Learn About ELNs

What is an ELN?

Historically, keeping a paper lab notebook to record experimental work has been a tradition in many disciplines. Paper notebooks are good for writing down procedures, observations, conclusions and for drawing flow charts and diagrams by hand. However, in order to accommodate the modern influx of digital data, researchers have taped instrumentation and computer printouts onto the pages of their notebooks, or cross-referenced larger data sets by recording file names and locations in the notebook.

An ELN (electronic lab notebook) is an online software tool that in its most basic form replicates an interface much like a page in a paper lab notebook. ELNs have been widely used in private sector labs for many years, but only recently have major higher education institutions started to offer this service to their researchers. In this online notebook you can enter protocols, observations, notes, and other data using your computer or mobile device. This offers several advantages over the traditional paper notebook.

 Why would I consider an ELN instead of a paper notebook?

While paper lab notebooks have a long history in maintaining the research record, they are not without shortfalls in their functionality. This has led some researchers in our pilot studies to consider ELNs an improvement in many areas. A few examples that ELNs improve:

  • Searchability
  • Reducing effort integrating electronic data into the notebook
  • Better compliance with records keeping
  • Sharing with collaborators
  • Portability
  • Better data management

While ELN offers several benefits over a traditional paper notebook, the migration to an all-digital cloud service introduces new risks that PIs must consider and plan for before adoption. Please read the pages on Benefits and Risks and Data Security carefully for more information.

 Who is providing the ELN software?

The software that UW-Madison has chosen for our campus-wide ELN service is the professional edition of LabArchives. A rigorous procurement and vetting process was performed from Summer 2013 to Spring 2014, and the contract for service was signed in June of 2014, clearing the way for implementation in Fall semester 2014. Information about LabArchives and their software is available on their web site, including an overview of their service and some features and benefits. Please note that much of the information on the LabArchives website is geared toward individual labs and signing up for their service. While they do offer the ability to create a private account on their website, our contract allows UW-Madison a secure, private, site licensed instance and we ask all interested UW-Madison users to fill out the sign-up form to ensure proper access controls and data security are in place.

 What is the cost for me or my lab to use UW-Madison’s LabArchives instance? 

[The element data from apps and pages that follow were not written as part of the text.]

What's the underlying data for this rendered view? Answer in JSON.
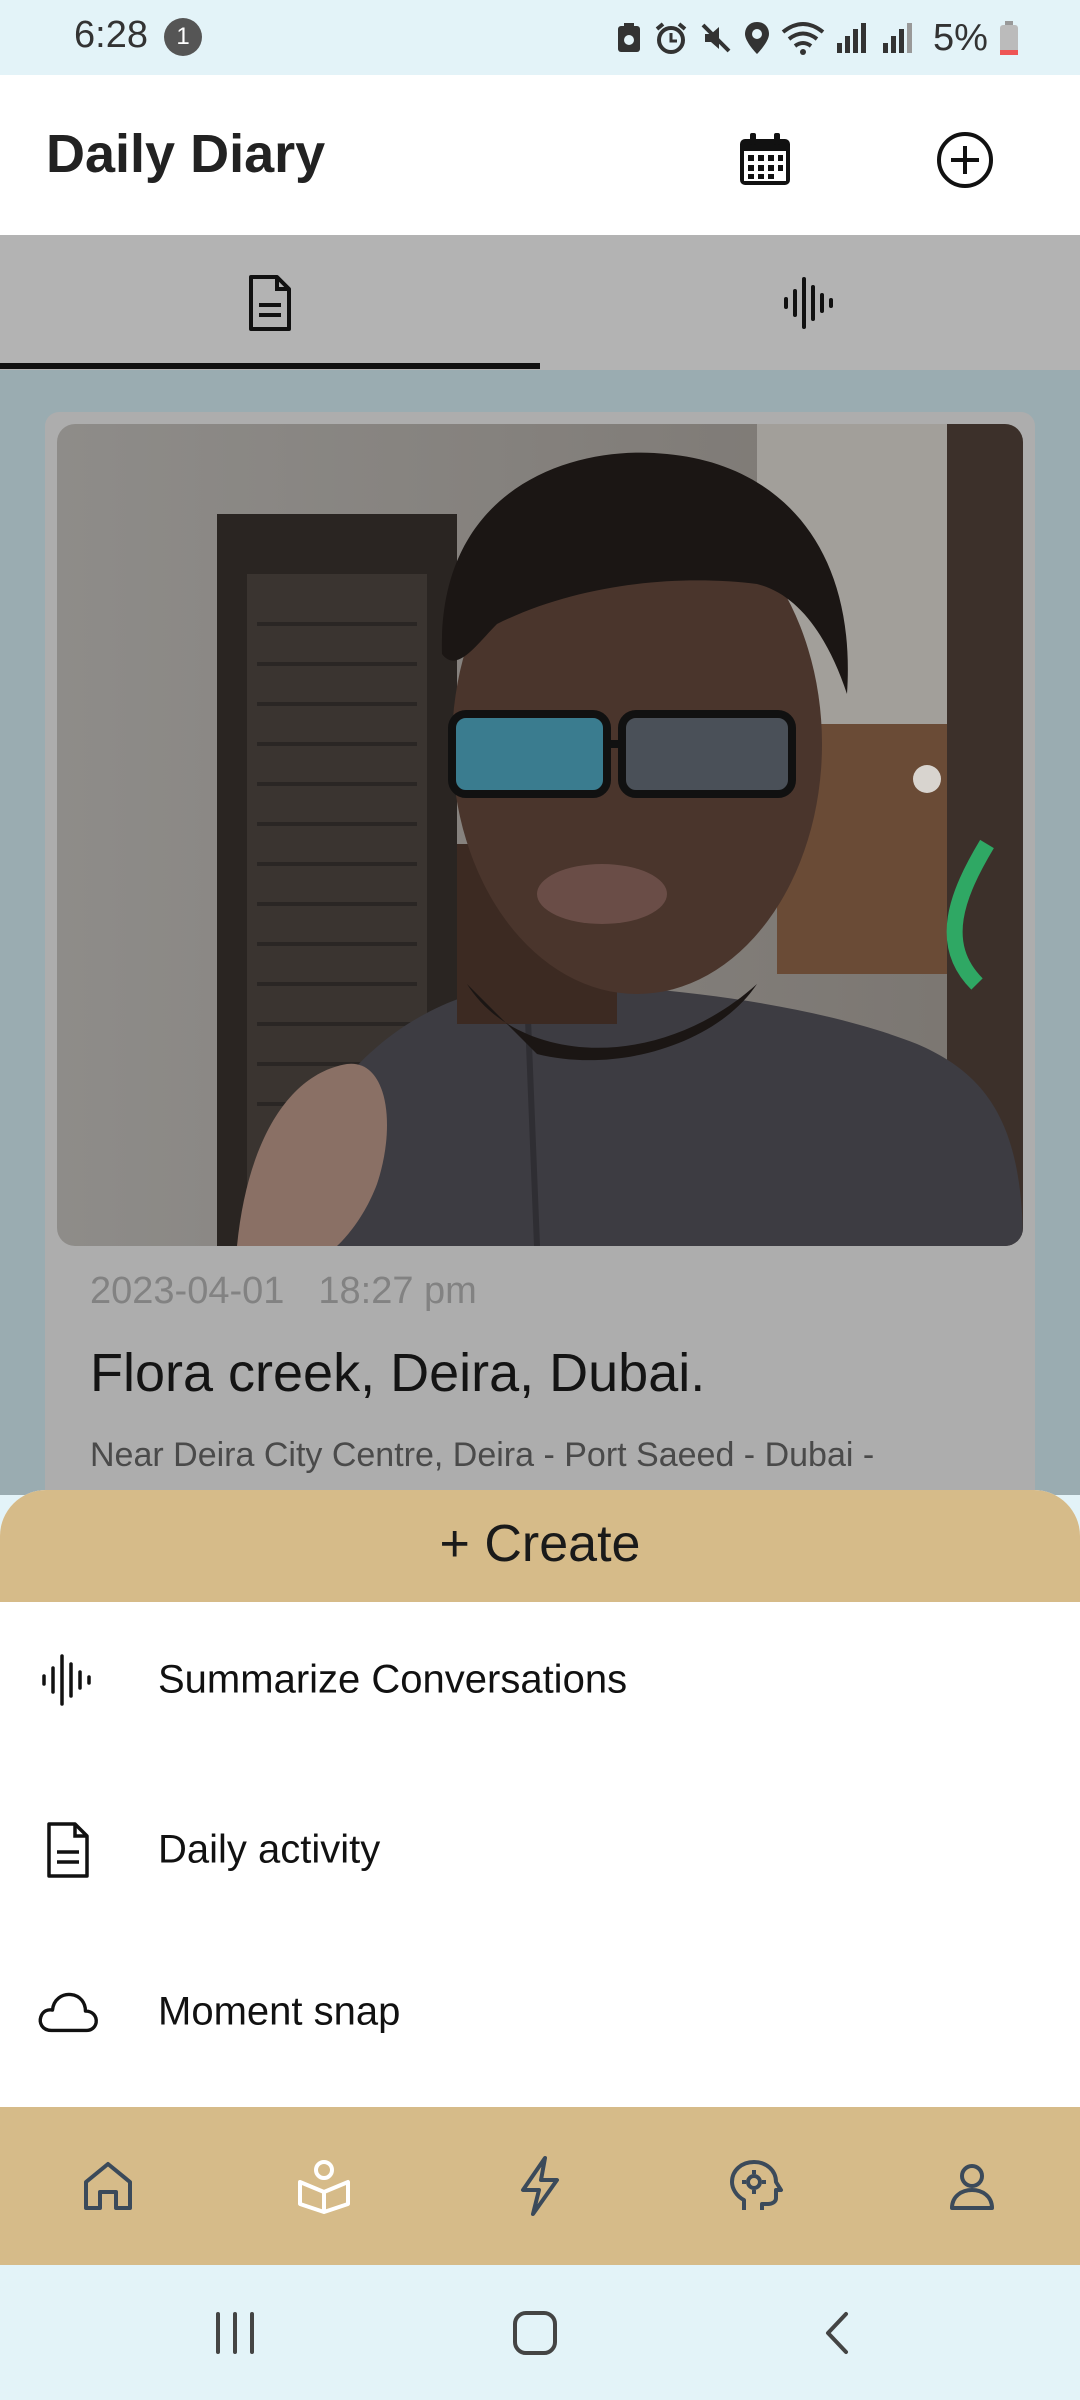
{
  "status_bar": {
    "time": "6:28",
    "notification_count": "1",
    "battery": "5%"
  },
  "app_bar": {
    "title": "Daily Diary",
    "icons": [
      "calendar-icon",
      "add-circle-icon"
    ]
  },
  "tabs": [
    {
      "icon": "document-icon",
      "selected": true
    },
    {
      "icon": "waveform-icon",
      "selected": false
    }
  ],
  "entry": {
    "date": "2023-04-01",
    "time": "18:27 pm",
    "title": "Flora creek, Deira, Dubai.",
    "address": "Near Deira City Centre, Deira - Port Saeed - Dubai -"
  },
  "create_sheet": {
    "title": "+ Create",
    "items": [
      {
        "label": "Summarize Conversations",
        "icon": "waveform-icon"
      },
      {
        "label": "Daily activity",
        "icon": "document-icon"
      },
      {
        "label": "Moment snap",
        "icon": "cloud-icon"
      }
    ]
  },
  "bottom_nav": [
    "home-icon",
    "reader-icon",
    "bolt-icon",
    "brain-gear-icon",
    "profile-icon"
  ],
  "colors": {
    "accent": "#d6bb89",
    "status_background": "#e3f3f8",
    "scrim_content": "#9aacb1"
  }
}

Our site license to use the software is at no cost to all faculty, researchers, staff, graduate students, and undergraduate students in performing their research activities. Note our contract does not include the classroom edition of the LabArchives service at this time. Questions about the academic and classroom use of LabArchives can be directed to the Service TeamThe contract was signed in June, 2014, and UW-Madison paid in advance for services until summer 2017. Funding has been secured through summer 2018 at this time. Like many services provided by campus, the campus is exploring the most appropriate mechanism for long-term funding. We are confident in the long-term viability of ELN services for the campus.

Why should I use the campus LabArchives service instead of another ELN provider?

UW-Madison has a signed agreement with LabArchives, and this contract includes measures that provide the University and its researchers’ data many levels of legal and security protection that other services will not be able to offer without a similar contract executed by the University. Placing appropriate research data and notes into the UW-Madison instance of LabArchives also assists with adherence to campus policies such as Data Stewardship. Additionally, there is no charge to eligible personnel for using the notebook.

All of this sounds pretty good. Where can I sign up?

There are a number of items to consider and decisions to be made prior to placing your research data into the LabArchives service. Make sure you have read and understood the pages on this web site that detail Data Security, Benefits and Risks, and whether or not a cloud service is right for your research data. Most importantly, in order to comply with UW-Madison’s Data Stewardship policy, notebook ownership accounts are provisioned only for individuals with Principal Investigator status. Lab managers and others working in labs and on grants can access their PI’s notebook(s) with permission and consent of the PI.

Please take a look at the page Service Eligibility for more information.

  • If you have PI status, please fill out the form and a service team member will contact you shortly.
  • If you do not have PI status, please talk with your lab manager and/or PI about this service and encourage them to find out more.